(genetics) The chromosomal variation in the normal complete set of chromosomes in a cell or an organism resulting in a multiple of the haploid or basic number of chromosomes
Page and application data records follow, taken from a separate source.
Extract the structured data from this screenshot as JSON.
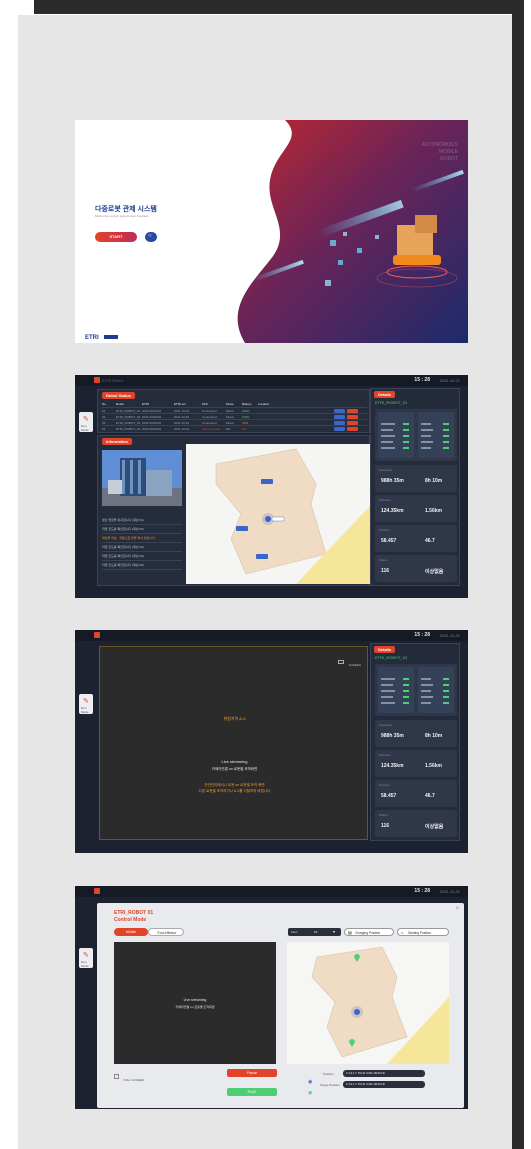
{
  "slide1": {
    "title": "다중로봇 관제 시스템",
    "subtitle": "Multi-robot control system user interface",
    "start_label": "START",
    "tagline": [
      "AUTONOMOUS",
      "MOBILE",
      "ROBOT"
    ],
    "logo_text": "ETRI"
  },
  "slide2": {
    "brand": "ETRI Robot",
    "clock": "15 : 28",
    "date": "2021.10.21",
    "robot_status_tab": "Robot Status",
    "information_tab": "Information",
    "details_tab": "Details",
    "robot_id": "ETRI_ROBOT_01",
    "side_button": "Run Mode",
    "table_headers": [
      "No.",
      "Robot",
      "ETRI",
      "ETRI set",
      "PAS",
      "Mode",
      "Battery",
      "Location"
    ],
    "table_rows": [
      [
        "01",
        "ETRI_ROBOT_01",
        "2021/10/20/01",
        "2021.10.20",
        "Connected",
        "Moral",
        "100%"
      ],
      [
        "02",
        "ETRI_ROBOT_02",
        "2021/10/20/01",
        "2021.10.20",
        "Connected",
        "Moral",
        "100%"
      ],
      [
        "03",
        "ETRI_ROBOT_03",
        "2021/10/20/01",
        "2021.10.20",
        "Connected",
        "Moral",
        "70%"
      ],
      [
        "04",
        "ETRI_ROBOT_04",
        "2021/10/20/01",
        "2021.10.20",
        "Disconnected",
        "Mix",
        "5%"
      ]
    ],
    "log_items": [
      "생산 현장을 유지합니다 (대상 01)",
      "작업 진도를 확인합니다 (대상 02)",
      "대상을 지날 - 자동으로 불을 켜서 닫습니다",
      "작업 진도를 확인합니다 (대상 03)",
      "작업 진도를 확인합니다 (대상 04)",
      "작업 진도를 확인합니다 (대상 05)"
    ],
    "stats": [
      {
        "label": "Operation",
        "a": "988h 35m",
        "b": "8h 10m"
      },
      {
        "label": "Distance",
        "a": "124.35km",
        "b": "1.56km"
      },
      {
        "label": "Position",
        "a": "58.457",
        "b": "46.7"
      },
      {
        "label": "Status",
        "a": "116",
        "b": "이상없음"
      }
    ]
  },
  "slide3": {
    "clock": "15 : 28",
    "date": "2021.10.21",
    "details_tab": "Details",
    "robot_id": "ETRI_ROBOT_01",
    "screen_btn": "SCREEN",
    "warn1": "위험지역 A-3",
    "live": "Live streaming",
    "camera": "카메라연결 on 로봇별 조작화면",
    "warn2a": "안전관리에서나 로봇 on 로봇별 조작 화면",
    "warn2b": "다른 로봇을 조작하거나 A-3를 이탈하여 바랍니다",
    "side_button": "Run Mode",
    "stats": [
      {
        "label": "Operation",
        "a": "988h 35m",
        "b": "8h 10m"
      },
      {
        "label": "Distance",
        "a": "124.35km",
        "b": "1.56km"
      },
      {
        "label": "Position",
        "a": "58.457",
        "b": "46.7"
      },
      {
        "label": "Status",
        "a": "116",
        "b": "이상없음"
      }
    ]
  },
  "slide4": {
    "clock": "15 : 28",
    "date": "2021.10.21",
    "robot_name": "ETRI_ROBOT 01",
    "mode_title": "Control Mode",
    "tab_mobile": "Mobile",
    "tab_effector": "End-effector",
    "floor_label": "Floor",
    "floor_value": "1F",
    "charging_btn": "Charging Position",
    "starting_btn": "Starting Position",
    "live": "Live streaming",
    "camera": "카메라연결 on 로봇별 조작화면",
    "fullscreen": "FULL SCREEN",
    "pause_btn": "Pause",
    "play_btn": "PLAY",
    "position_label": "Position",
    "target_label": "Target Position",
    "position_value": "X: 12.1  Y: 45  Lift: 0  Rot: 00.00 Lift",
    "target_value": "X: 12.1  Y: 45  Lift: 0  Rot: 00.00 Lift",
    "side_button": "Run Mode"
  },
  "colors": {
    "accent": "#e2442a",
    "dark_bg": "#1c2230",
    "panel": "#252c3b",
    "green": "#4fcf73",
    "orange": "#f29a2e"
  }
}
Euploidy is a chromosomal variation that involves the entire set of chromosomes in a cell or an organism. Euploidy is more tolerated in plants than in animals. There may be a single set (monoploidy), two sets (diploidy), or multiple sets (polyploidy, i.e. triploid, tetraploid, pentaploid, hexaploid, etc.) of chromosomes. Other types of euploidy are autopolyploidy and allopolyploidy. In autopolyploidy, there is an additional set of chromosomes, which may be from a parent or identical parental species (i.e. a single taxon). The cell or organisms in autopolyploid condition is called an autopolyploid. Natural autopolyploids are Tolmiea menzisii (piggyback plant) and Acipenser transmontanum (white sturgeon). In allopolyploidy, the additional set of chromosomes comes from another species (i.e. from two or more diverged taxa). The cell or the organism in allopolyploidy state is referred to as allopolyploid. Wheat is an example of an allopolyploid with six chromosome sets.